16 'common' herbal supplements found to be associated with 'herb-induced liver injury'

The market for herbal supplements is in rude health. However, there are growing concerns related to the safety and toxicities of these medicines. “Despite popular belief that the consumption of natural products is harmless, herbs might cause injury to various organs, particularly to the liver, which is responsible for their metabolism in the form of herb-induced liver injury (HILI),” researchers wrote in a study published last year.

They sought to identify herbal products associated with HILI and describe the type of lesion associated with each product.

HILI describes an adverse reaction to herbal medicines.

Searches were run and studies were retrieved from the electronic databases Scopus, Web of Science, MEDLINE, BIREME, LILACS, Cochrane Library for Systematic Reviews, SciELO, Embase, and Opengray.eu.

In the final analysis, 446 references were included, with a total of 936 cases reported.

READ MORE: ‘Strong evidence’ beta-carotene supplements increase lung cancer risk, warns health body

Research recently carried out in Latin America found the most common causes to be Camellia sinensis, which is the active compound of green tea, and Herbalife products, which contain a mixture of herbs (although it is not known which herb[s] can cause liver injury).

“These herbal products are perceived to be innocuous and healthy, and are often thought to be beneficial for weight loss, but that is not the case,” the researchers wrote.

They can induce autoimmunity and frequently cause injury to the liver.

Interestingly, these liver injuries are not caused by ingesting a set amount of these herbal products, researchers have found. These injuries are known as idiosyncratic reactions, which are not related to the quantity of an herbal product.
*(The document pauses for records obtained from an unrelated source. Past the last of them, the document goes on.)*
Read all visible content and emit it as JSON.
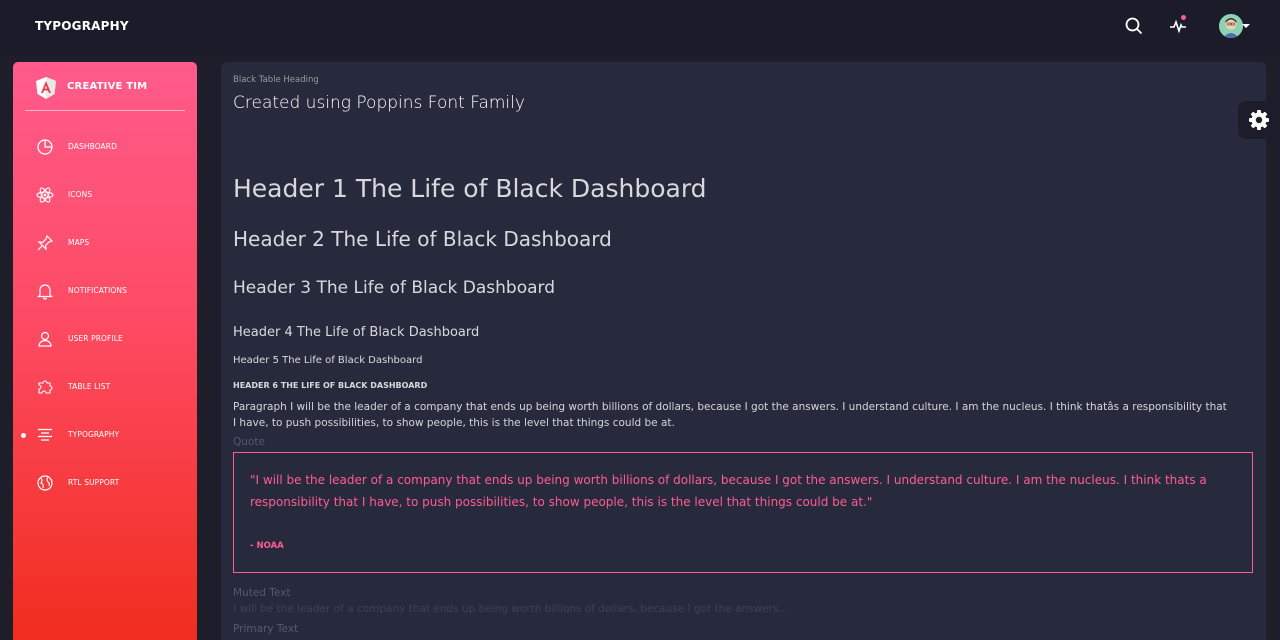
{
  "navbar": {
    "brand": "TYPOGRAPHY",
    "icons": [
      "search-icon",
      "activity-icon",
      "avatar"
    ],
    "notification_color": "#fd5d93"
  },
  "sidebar": {
    "logo_text": "CREATIVE TIM",
    "logo_icon": "angular-logo-icon",
    "items": [
      {
        "label": "DASHBOARD",
        "icon": "chart-pie-icon"
      },
      {
        "label": "ICONS",
        "icon": "atom-icon"
      },
      {
        "label": "MAPS",
        "icon": "pin-icon"
      },
      {
        "label": "NOTIFICATIONS",
        "icon": "bell-icon"
      },
      {
        "label": "USER PROFILE",
        "icon": "user-icon"
      },
      {
        "label": "TABLE LIST",
        "icon": "puzzle-icon"
      },
      {
        "label": "TYPOGRAPHY",
        "icon": "align-center-icon",
        "active": true
      },
      {
        "label": "RTL SUPPORT",
        "icon": "world-icon"
      }
    ],
    "gradient_top": "#ff5b8c",
    "gradient_bottom": "#f02d1e"
  },
  "card": {
    "category": "Black Table Heading",
    "title": "Created using Poppins Font Family",
    "h1": "Header 1 The Life of Black Dashboard",
    "h2": "Header 2 The Life of Black Dashboard",
    "h3": "Header 3 The Life of Black Dashboard",
    "h4": "Header 4 The Life of Black Dashboard",
    "h5": "Header 5 The Life of Black Dashboard",
    "h6": "Header 6 The Life of Black Dashboard",
    "paragraph": "Paragraph I will be the leader of a company that ends up being worth billions of dollars, because I got the answers. I understand culture. I am the nucleus. I think thatâs a responsibility that I have, to push possibilities, to show people, this is the level that things could be at.",
    "quote_label": "Quote",
    "quote_text": "\"I will be the leader of a company that ends up being worth billions of dollars, because I got the answers. I understand culture. I am the nucleus. I think thats a responsibility that I have, to push possibilities, to show people, this is the level that things could be at.\"",
    "quote_author": "- NOAA",
    "muted_label": "Muted Text",
    "muted_text": "I will be the leader of a company that ends up being worth billions of dollars, because I got the answers...",
    "primary_label": "Primary Text"
  },
  "fixed_plugin": {
    "icon": "gear-icon"
  },
  "colors": {
    "accent": "#fd5d93",
    "card_bg": "#27293d",
    "page_bg": "#1e1e2b"
  }
}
They are unexpected reactions to usual portions of the product. Any person with any amount may be susceptible to developing such an injury.

source: express.co.uk